BWW Review: WINGS, Young Vic
Emily Stilson (Juliet Stevenson) is suspended in a void. She analyses this strange situation with wry perspicacity and occasional breathless panic. She's a prisoner, a specimen. She's fallen, trapped. She's flying.
American playwright Arthur Kopit's work entering the shattered, chaotic mind of a stroke victim was originally a radio drama, written for NPR in 1976 after his father suffered a stroke. His stage version retains some of the focus and interiority of radio, powerfully amplified by Natalie Abrahami's immersive production.
Emily was once a skilled pilot and daredevil wing-walker. Following a debilitating stroke that caused aphasia, she's initially confined to a bed, struggling to answer doctors' elementary questions or even nod. Yet her brain rages: of course she knows the answer, why can't they hear her?
Kopit switches in and out of her stream-of-consciousness confusion, demonstrating exactly why. Emily's speech is garbled, as she muddles words or struggles to reach for one - it's like reaching into that void. Sometimes she speaks nonsense, sometimes the doctors seem to. There's "a wall between me and others," she laments.
But by showing us both sides of the wall, Kopit makes an incisive point about the need to treat stroke sufferers with dignity; seeing the quick-witted, authoritative Emily subjected to brusque tests and infantilising language is distressing. So, too, is the lack of understanding about the horror of her world, in which the barriers of time and space have collapsed, and memory slithers out of her grasp.
This forced detachment is superbly physicalised through Stevenson's movement (credit to Anna Morrissey and Freedom Flying). In an extraordinary show of agility, the actress performs on wires throughout - sometimes just retaining a literal toehold on reality, sometimes careening through space. When frustrated, she flips upside down, squirming and contorting; when defeated, she flops and hangs motionless.
This vivid airborne articulacy (which will put this Christmas's Peter Pans to shame) is denied to her as she goes through the agonising process of recovery. How many days are there in the week? That takes painstaking counting on her fingers; Stevenson's Emily casually turns around while she does that, as if hoping to hide it from her ever-watchful doctor. How do you use a toothbrush? What is her son's name?
Speaking to her therapist, Amy, she asks how you find that connection - the path from seeing to naming or using something, without needing to touch or ponder. There's no easy answer. But her courage in groping through the dark recalls that fearless younger self, and gives this 65-minute piece some much-needed hope.
It's a magnetic turn from Stevenson, building both past and present Emily, verbally and physically, in what is - for much of the running time - close to a solo show.

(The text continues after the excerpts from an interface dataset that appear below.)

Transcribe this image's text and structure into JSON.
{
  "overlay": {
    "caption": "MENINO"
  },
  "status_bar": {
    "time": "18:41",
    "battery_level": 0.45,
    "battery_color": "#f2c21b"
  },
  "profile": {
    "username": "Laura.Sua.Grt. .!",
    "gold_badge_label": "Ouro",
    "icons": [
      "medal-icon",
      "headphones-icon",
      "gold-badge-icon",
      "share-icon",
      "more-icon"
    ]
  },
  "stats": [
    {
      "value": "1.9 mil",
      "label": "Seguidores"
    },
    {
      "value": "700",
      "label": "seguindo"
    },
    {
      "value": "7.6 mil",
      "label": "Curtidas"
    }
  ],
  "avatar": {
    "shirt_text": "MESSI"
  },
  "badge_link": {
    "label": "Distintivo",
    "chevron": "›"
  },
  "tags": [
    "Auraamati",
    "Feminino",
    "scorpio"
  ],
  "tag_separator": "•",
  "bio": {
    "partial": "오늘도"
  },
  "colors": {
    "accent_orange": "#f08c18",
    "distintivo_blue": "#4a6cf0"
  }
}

She conveys irritation, anguish, shrewd insight, and both the terror and dreamlike pleasure of oblivion; as she slips into a memory of her wing-walking, shedding her hospital gown to reveal a flying suit, it's thrillingly euphoric.
But there are also strong contributions from her castmates, particularly Lorna Brown as a firm but encouraging Amy, and Mary Sheen and Kelle Bryan as fellow patients in rehab - the former joyfully applauding each minor breakthrough, the latter a loud but well-meaning Jersey girl who used to be a successful chef, and whose youth introduces a different note of poignancy.
Abrahami's production further conveys Emily's experience through lights (Guy Hoare) that flicker and glare to punctuate confusion and alarm, and fragmented projections on diaphanous curtains. The latter are the only jarring note in Michael Levine's otherwise effective design, signalling their arrival and departure too noisily and pulling us out of Gareth Fry's carefully constructed soundscape.
Nevertheless, Stevenson's tour-de-force performance anchors a powerfully engrossing play that appeals for empathy even as it shows the challenge of maintaining that fragile connection.
Picture credit: Johan Persson